Noted business management author Peter Drucker famously said, “What’s measured is improved.” When applied to the world of security, meaningful security metrics can literally transform an organization and solve real business problems. At Cisco, Unified Security Metrics (USM) combines multiple sources of data to create higher-value actionable business metrics and decision-making capabilities to protect the company’s data, business processes, operational integrity, and brand from security threats.
Hessel Heerebout, Program Manager for Cisco’s award-winning USM program, will give an overview entitled “Cisco Unified Security Metrics: Measuring Your Organization’s Security Health” (Session ID #SEC-W05) at RSA Singapore on July 23. Read More »
Tags: information security, metrics, security, Unified Security Metrics, unified security metrics program
As a business or technical leader, you know you need to protect your company in a rapidly evolving mobile ecosystem.
However, threats are not always obvious. As malware and attacks become more sophisticated over time, business decision makers must work with technical decision makers to navigate security threats in a mobile world.

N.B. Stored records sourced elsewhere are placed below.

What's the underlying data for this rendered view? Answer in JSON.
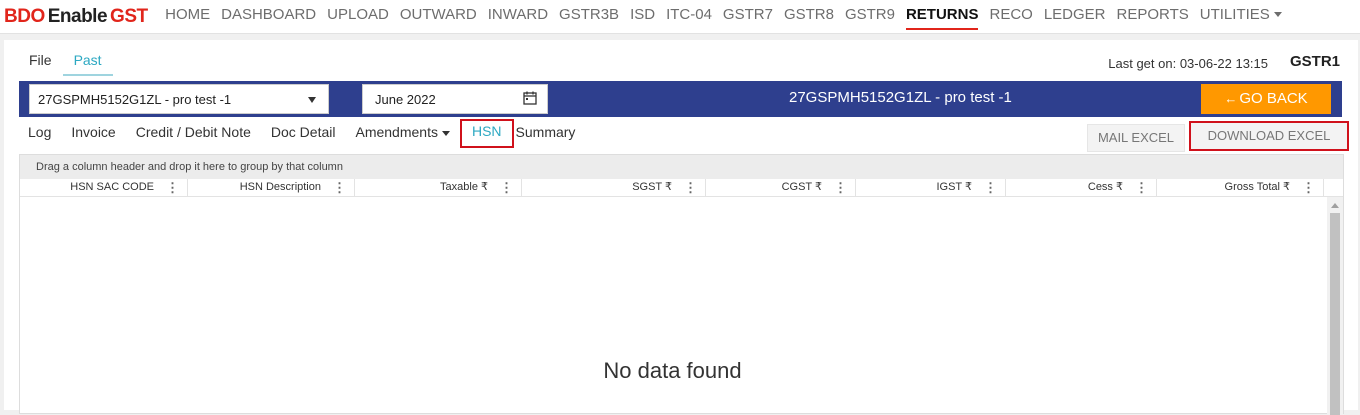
{
  "logo": {
    "bdo": "BDO",
    "enable": "Enable",
    "gst": "GST"
  },
  "nav": {
    "items": [
      {
        "label": "HOME"
      },
      {
        "label": "DASHBOARD"
      },
      {
        "label": "UPLOAD"
      },
      {
        "label": "OUTWARD"
      },
      {
        "label": "INWARD"
      },
      {
        "label": "GSTR3B"
      },
      {
        "label": "ISD"
      },
      {
        "label": "ITC-04"
      },
      {
        "label": "GSTR7"
      },
      {
        "label": "GSTR8"
      },
      {
        "label": "GSTR9"
      },
      {
        "label": "RETURNS",
        "active": true
      },
      {
        "label": "RECO"
      },
      {
        "label": "LEDGER"
      },
      {
        "label": "REPORTS"
      },
      {
        "label": "UTILITIES",
        "has_dropdown": true
      }
    ]
  },
  "subtabs": [
    {
      "label": "File"
    },
    {
      "label": "Past",
      "active": true
    }
  ],
  "last_get": "Last get on: 03-06-22 13:15",
  "return_type": "GSTR1",
  "toolbar": {
    "gstin_select": "27GSPMH5152G1ZL - pro test -1",
    "period": "June 2022",
    "title": "27GSPMH5152G1ZL - pro test -1",
    "go_back": "GO BACK",
    "accent": "#ff9800",
    "bar_color": "#2e3f8e"
  },
  "grid_tabs": [
    {
      "label": "Log"
    },
    {
      "label": "Invoice"
    },
    {
      "label": "Credit / Debit Note"
    },
    {
      "label": "Doc Detail"
    },
    {
      "label": "Amendments",
      "has_dropdown": true
    },
    {
      "label": "HSN",
      "active": true
    },
    {
      "label": "Summary"
    }
  ],
  "actions": {
    "mail_excel": "MAIL EXCEL",
    "download_excel": "DOWNLOAD EXCEL"
  },
  "grid": {
    "group_hint": "Drag a column header and drop it here to group by that column",
    "columns": [
      "HSN SAC CODE",
      "HSN Description",
      "Taxable ₹",
      "SGST ₹",
      "CGST ₹",
      "IGST ₹",
      "Cess ₹",
      "Gross Total ₹"
    ],
    "empty_message": "No data found"
  }
}
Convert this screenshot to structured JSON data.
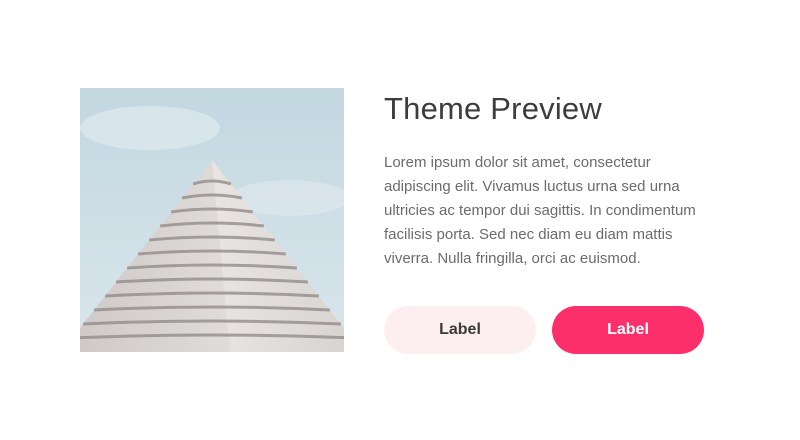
{
  "card": {
    "image_alt": "building-photo",
    "title": "Theme Preview",
    "description": "Lorem ipsum dolor sit amet, consectetur adipiscing elit. Vivamus luctus urna sed urna ultricies ac tempor dui sagittis. In condimentum facilisis porta. Sed nec diam eu diam mattis viverra. Nulla fringilla, orci ac euismod.",
    "secondary_button_label": "Label",
    "primary_button_label": "Label"
  },
  "colors": {
    "primary": "#fc2f6a",
    "secondary_bg": "#fdeff0",
    "title": "#3d3d3d",
    "body": "#6b6b6b"
  }
}
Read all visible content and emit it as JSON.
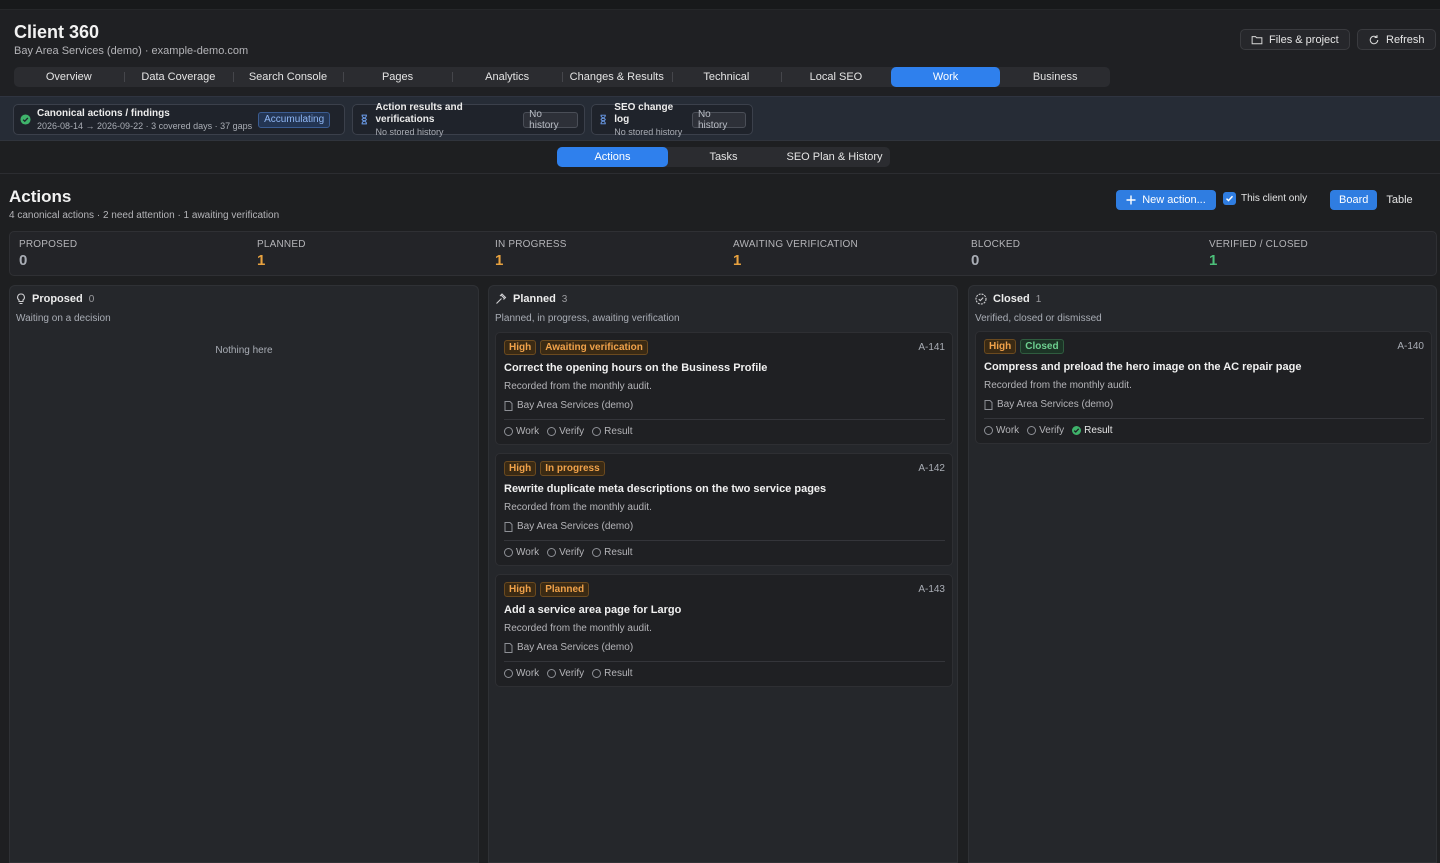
{
  "app": {
    "title": "Client 360",
    "subtitle": "Bay Area Services (demo) · example-demo.com"
  },
  "header_buttons": {
    "files": "Files & project",
    "refresh": "Refresh"
  },
  "main_tabs": [
    "Overview",
    "Data Coverage",
    "Search Console",
    "Pages",
    "Analytics",
    "Changes & Results",
    "Technical",
    "Local SEO",
    "Work",
    "Business"
  ],
  "active_main_tab": "Work",
  "status_chips": [
    {
      "title": "Canonical actions / findings",
      "detail": "2026-08-14 → 2026-09-22 · 3 covered days · 37 gaps",
      "badge": "Accumulating"
    },
    {
      "title": "Action results and verifications",
      "detail": "No stored history",
      "badge": "No history"
    },
    {
      "title": "SEO change log",
      "detail": "No stored history",
      "badge": "No history"
    }
  ],
  "sub_tabs": [
    "Actions",
    "Tasks",
    "SEO Plan & History"
  ],
  "active_sub_tab": "Actions",
  "section": {
    "title": "Actions",
    "summary": "4 canonical actions · 2 need attention · 1 awaiting verification"
  },
  "toolbar": {
    "new_action": "New action...",
    "client_only": "This client only",
    "client_only_checked": true,
    "view_board": "Board",
    "view_table": "Table",
    "active_view": "Board"
  },
  "stats": [
    {
      "label": "PROPOSED",
      "value": "0",
      "color": "#a9adb5"
    },
    {
      "label": "PLANNED",
      "value": "1",
      "color": "#e8a23f"
    },
    {
      "label": "IN PROGRESS",
      "value": "1",
      "color": "#e8a23f"
    },
    {
      "label": "AWAITING VERIFICATION",
      "value": "1",
      "color": "#e8a23f"
    },
    {
      "label": "BLOCKED",
      "value": "0",
      "color": "#a9adb5"
    },
    {
      "label": "VERIFIED / CLOSED",
      "value": "1",
      "color": "#4cc07a"
    }
  ],
  "columns": {
    "proposed": {
      "name": "Proposed",
      "count": "0",
      "description": "Waiting on a decision",
      "empty": "Nothing here"
    },
    "planned": {
      "name": "Planned",
      "count": "3",
      "description": "Planned, in progress, awaiting verification"
    },
    "closed": {
      "name": "Closed",
      "count": "1",
      "description": "Verified, closed or dismissed"
    }
  },
  "cards": {
    "planned": [
      {
        "priority": "High",
        "status": "Awaiting verification",
        "id": "A-141",
        "title": "Correct the opening hours on the Business Profile",
        "note": "Recorded from the monthly audit.",
        "client": "Bay Area Services (demo)",
        "steps": [
          "Work",
          "Verify",
          "Result"
        ]
      },
      {
        "priority": "High",
        "status": "In progress",
        "id": "A-142",
        "title": "Rewrite duplicate meta descriptions on the two service pages",
        "note": "Recorded from the monthly audit.",
        "client": "Bay Area Services (demo)",
        "steps": [
          "Work",
          "Verify",
          "Result"
        ]
      },
      {
        "priority": "High",
        "status": "Planned",
        "id": "A-143",
        "title": "Add a service area page for Largo",
        "note": "Recorded from the monthly audit.",
        "client": "Bay Area Services (demo)",
        "steps": [
          "Work",
          "Verify",
          "Result"
        ]
      }
    ],
    "closed": [
      {
        "priority": "High",
        "status": "Closed",
        "id": "A-140",
        "title": "Compress and preload the hero image on the AC repair page",
        "note": "Recorded from the monthly audit.",
        "client": "Bay Area Services (demo)",
        "steps": [
          "Work",
          "Verify",
          "Result"
        ],
        "result_done": true
      }
    ]
  }
}
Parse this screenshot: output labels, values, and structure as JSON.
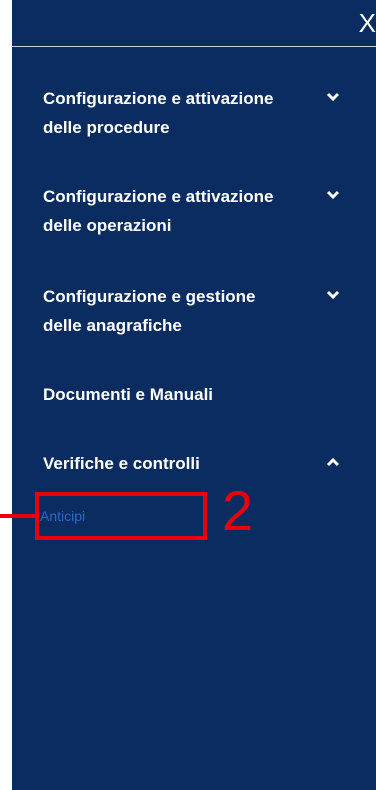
{
  "header": {
    "close_label": "X"
  },
  "menu": {
    "items": [
      {
        "label": "Configurazione e attivazione delle procedure",
        "expanded": false,
        "icon": "chevron-down-icon"
      },
      {
        "label": "Configurazione e attivazione delle operazioni",
        "expanded": false,
        "icon": "chevron-down-icon"
      },
      {
        "label": "Configurazione e gestione delle anagrafiche",
        "expanded": false,
        "icon": "chevron-down-icon"
      },
      {
        "label": "Documenti e Manuali"
      },
      {
        "label": "Verifiche e controlli",
        "expanded": true,
        "icon": "chevron-up-icon",
        "subitems": [
          {
            "label": "Anticipi"
          }
        ]
      }
    ]
  },
  "annotation": {
    "step_number": "2",
    "color": "#e8000a"
  },
  "colors": {
    "panel_bg": "#0b2c61",
    "text": "#ffffff",
    "subitem_text": "#2d69c2"
  }
}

I’m excited to introduce a new blog series, authored by Kathy Trahan, which will explore the topic of enterprise mobility security from a situational level and provide insight into what leaders can do now to mitigate risk.
This first post will discuss the security concerns presented by the rapid-fire growth of BYOD (Bring Your Own Device) and how implementing specific policies can help organizations reap the benefits of true mobility now and in the future.
Senior Security Solutions Marketing Manager
With the increasing amount of tablets, wearables, and other connected “things” in the workplace, it’s no wonder that the BYOD trend is causing a dynamic shift in security policies and protocol.
This heightened focus on security only increases when the security threat evolution shows that attackers seem to stay one step ahead of the security measures in place to stop them. And while the BYOD movement does present special challenges to ensuring data security, it also affords BDMs and TDMs an opportunity to collaborate and come up with security solutions that balance the need to secure company assets while still allowing employees to conduct business on devices that are familiar and comfortable to them.
As enterprises look for ways to improve productivity, efficiency, and flexibility for their workforces, mobility has become a key factor. A Gartner survey predicts that by 2017, half of employers will require their employees to provide their own devices for work purposes. And as use of and reliance on mobility increase, so does the need for security policies that allow employees to function in a work world that extends beyond their cubicle and office walls.
Read More »
Tags: Cisco, device, future of mobility, mobility, navigating security, security, Security Threats
Several customers have asked me how Cisco IT does project planning for a large enterprise deployment such as the Identity Services Engine, or ISE. What’s our approach? How do we manage operational costs? How do we measure performance? What personnel are involved throughout the process? Read More »
Tags: Cisco IT, cisco on cisco, coc-security, ISE, PLC, security
In my final post in this series, I wanted to focus on another powerful innovation made possible by combining a big data architecture and a continuous approach for more effective protection: automated, advanced analytics.
Today’s advanced malware compromises environments from an array of attack vectors, takes endless form factors, launches attacks over time, and can obfuscate the exfiltration of data. To detect advanced attacks as they move laterally through the network and across endpoints, defenders need technologies that automatically look for Indicators of Compromise (IoCs) left behind by malware and exploits, as well as more advanced behaviors of compromise that happen over time. Read More »
Tags: AMP, automated advanced analytics, indicators of compromise, security
This post has been coauthored by Joel Esler, Craig Williams, Richard Harman, Jaeson Schultz, and Douglas Goddard
In part one of our two part blog series on the “String of Paerls” threat, we showed an attack involving a spearphish message containing an attached malicious Word doc. We also described our methodology in grouping similar samples based on Indicators of Compromise: static and dynamic analysis indicators. In this second part of the blog series we will cover the malicious documents and malicious executables. For the technical deep dive see the write up on the VRT blog here.
Tags: malware, phishing, security, spear phishing, TRAC, VRT